When writing, I try to be forthright about my doubts and struggles. When someone asks “How are you?” I’m the kind of person who responds frankly. I started to worry that discarding my accomplished, assured, great-LinkedIn sense of self in favor of a vulnerable persona just made me sound negative and feel like I was constantly struggling. But being vulnerable helps us be authentically complicated more than it makes us openly flawed. I have come to accept being vulnerable creates space for empathy and solidarity. So here in my commencement reflections, I hope to honor complexity.
To start: I don’t know if these will be ‘the best years of my life.’ I don’t forget crying in bathroom stalls and running down Orrington to sweat out feelings that can’t be sweat away. But they were an enriching four years. I will remember this as a time when I changed radically. My sense of self has been wrecked but built back up purposefully. In intellectual and social settings, from University Hall to Fran’s Café, I have fundamentally changed my views on community, on the U.S., on the universe (a wild journey from Catholic Sunday School to Cosmopolitan articles to existentialism class!).
Professors and friends shared literature and theories and music that led me to more questions. In shared unknowns, I found some comfort. I found medication (Prozac, then Lexapro) that brought me enough comfort to handle those questions. I learned to edit, to dance carelessly, to listen, to run a case; I reframed my ideas on civic engagement, on feminism, on love. I accept that having lots of questions is not unstable.
I am less worried about what I know, trusting the foundations of my intellect and character. I can move less robotically toward my goals, ditch the Academic Plans spreadsheet (yikes, right?) and take deviant paths.
Deviant paths: After thinking I was a failed language student in Spanish 121, I studied abroad in Beijing with no Mandarin experience and became better at Chinese than Spanish. I dated and befriended people whom I dismissed freshman year along with most of Willard, and from them, learned how much I could change. (Read: I became more fun.)
My intellectual path is not straight: I once made a State Department Careers graphic my laptop background; a year ago I was interning for Clinton and we all know how that went; I re-decide to pursue a political science Ph.D quarterly; and I am happily working in communications marketing.
I am proud of my degree and grateful for my degree, but I am not my degree. I am a person who studied political science, I hang onto what I built in Medill, and at the Center for Civic Engagement I feel like I’m in SESP. A diversity of academic interests and Northwestern community is only a fraction of the kind of complexity I’ve come to embrace. I am trying to think of how I have learned from this institution, rather than viewing myself as a product of an institution. I am holding onto people who have shaped me (in four years, and some, for four years).

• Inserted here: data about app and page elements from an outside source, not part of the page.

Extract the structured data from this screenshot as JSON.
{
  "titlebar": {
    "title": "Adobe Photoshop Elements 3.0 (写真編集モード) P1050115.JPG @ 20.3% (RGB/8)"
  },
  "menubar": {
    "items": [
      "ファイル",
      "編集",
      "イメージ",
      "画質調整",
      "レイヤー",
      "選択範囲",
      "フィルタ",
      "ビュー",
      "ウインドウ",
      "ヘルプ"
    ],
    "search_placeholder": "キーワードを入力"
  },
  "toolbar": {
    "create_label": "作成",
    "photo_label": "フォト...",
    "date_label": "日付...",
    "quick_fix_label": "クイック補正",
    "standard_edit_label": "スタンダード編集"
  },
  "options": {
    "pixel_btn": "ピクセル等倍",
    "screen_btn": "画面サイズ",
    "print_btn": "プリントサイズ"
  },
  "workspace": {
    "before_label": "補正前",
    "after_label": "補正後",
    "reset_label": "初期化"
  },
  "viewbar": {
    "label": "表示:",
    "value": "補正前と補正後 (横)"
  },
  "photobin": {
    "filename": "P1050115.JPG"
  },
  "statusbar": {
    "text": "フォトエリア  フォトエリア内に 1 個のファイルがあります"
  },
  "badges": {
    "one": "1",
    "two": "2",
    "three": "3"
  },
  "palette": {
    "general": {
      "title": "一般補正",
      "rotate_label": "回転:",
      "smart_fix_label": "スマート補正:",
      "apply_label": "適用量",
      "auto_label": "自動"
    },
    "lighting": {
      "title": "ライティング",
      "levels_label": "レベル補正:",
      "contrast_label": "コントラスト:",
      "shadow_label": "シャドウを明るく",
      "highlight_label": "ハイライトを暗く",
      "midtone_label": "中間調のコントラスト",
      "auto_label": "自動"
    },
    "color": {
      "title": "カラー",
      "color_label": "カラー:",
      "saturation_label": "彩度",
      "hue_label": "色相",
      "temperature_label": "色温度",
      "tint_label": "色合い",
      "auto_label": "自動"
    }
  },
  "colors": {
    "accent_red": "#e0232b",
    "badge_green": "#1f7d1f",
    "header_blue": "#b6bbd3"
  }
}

Northwestern’s communities and courses have shaped me, in Northwestern directions, if you will. But I disagree with the narrative of graduation as one reflecting on my university; I am instead reflecting on what these four years of my life mean. I am framing commencement as the graduation from a chapter in my life. I am honoring the complicated process of shedding skins of childhood. While celebrating academic honors and the beginning of my career, I hope to move not methodically through ceremonies (is Thursday Deuce part of the ceremony?), but instead think about how I have changed beneath my gown, and how I want to continue to do so.